All companies recognize that customers saying positive things about their products is marketing gold.
Think about the last time you were searching for a ramen restaurant and put stock — can’t resist a bad pun — in Yelp to find your destination. Or your dependence on online reviews before shelling out money for the latest gadget.
Same goes for B2B companies. Study after study point out the most trusted source for buying decisions are peers, those with similar jobs (who may or may not be actual customers).
Yet, how PR amplifies the customer’s voice hasn’t changed much in 20 years.
We fling out news releases with clever narratives like, “We’re pleased that Company XYZ conducted an exhaustive evaluation and selected us.” We place application articles. We retweet customer tweets. And those with enough budget might create customer videos.
Fragmentation of “Customer Influence”
Assuming good execution, these tactics do amplify the voice of the customer.
But the fragmentation of “customer influence” in today’s world calls for fresh thinking on how we help those who use our clients’/companies’ products get the word out.
Consider all the tools for digital communications — new tools coming on the scene all the time — at the disposal of buyers to share their point of view. As noted earlier, the data says that opinions from customers impact buying behavior even if there’s not a personal relationship. And it’s only a matter of time before the technology arrives that allows buyers to aggregate the viewpoints of business peers, family members, friends and other trusted sources on a given topic or product category.
Which brings us back to the never-ending debate on what constitutes influence.

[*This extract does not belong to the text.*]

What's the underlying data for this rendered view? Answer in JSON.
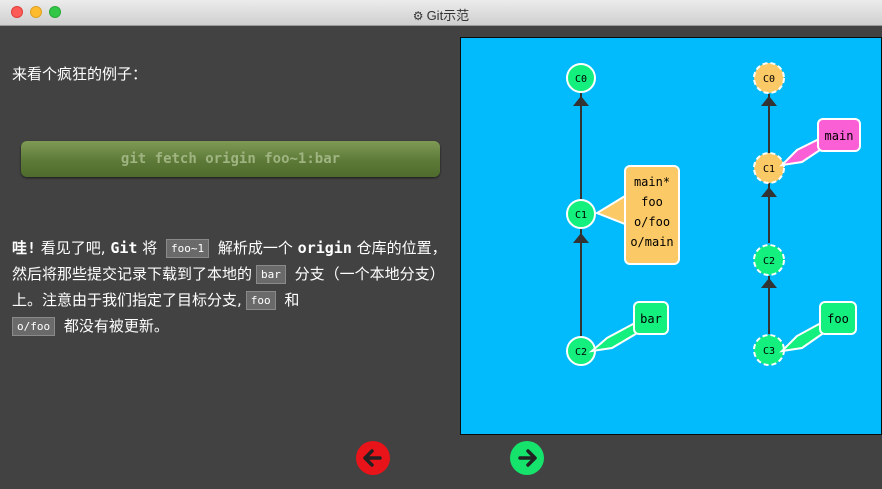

Wanting to avoid this holy war for the time being, let’s keep it simple and look at “reach” as opposed to “influence.” Doesn’t it seem logical for companies to identify their top customers by social reach? I don’t think many companies take on such an exercise. For consumer companies, simply including a checklist of social channels participation on the registration card starts the filtering process. For B2B companies, it could be that a more qualitative approach is in order with a Google search on the customer’s name.
Once you’ve identified your “customer advocates,” how you engage with them is tricky ground. A request to become a cheerleader only works if the person is 16 years old and enjoys the pageantry of high school football.
McKinsey recently published a point of view on innovation that included this passage:
“Customers — empowered by digital tools and extensive peer-reviewed knowledge about products and services — now often do a better job of choosing among buying options than companies do. Switching costs are low. Most significant, the former passivity of customers has been superseded by a desire to fulfill their own talents and express their own ideas, feelings, and thoughts. As a result, they may interpret efforts to win their loyalty as obstacles to self-actualization.”
Customers Don’t Want to Feel Handled
Yet, most people enjoy recognition and even attention.
As Hamlet put it, “Ay, there’s the rub.”
Finding answers to this quandary calls for experiments.
We certainly haven’t cracked the code with “customer advocates,” but we’re trying new things. For example, as our campaigns continue to blend owned media and conventional PR, we’re taking matters into our own hands to tell customer stories like this one:Beyond the obvious, this type of engagement also allows for the company to develop more meaningful relationships with its customers.
Again, we’re not saying that this is the answer to “customer influence” fragmentation.
Instead, it’s about experimenting and repeating the activities that work.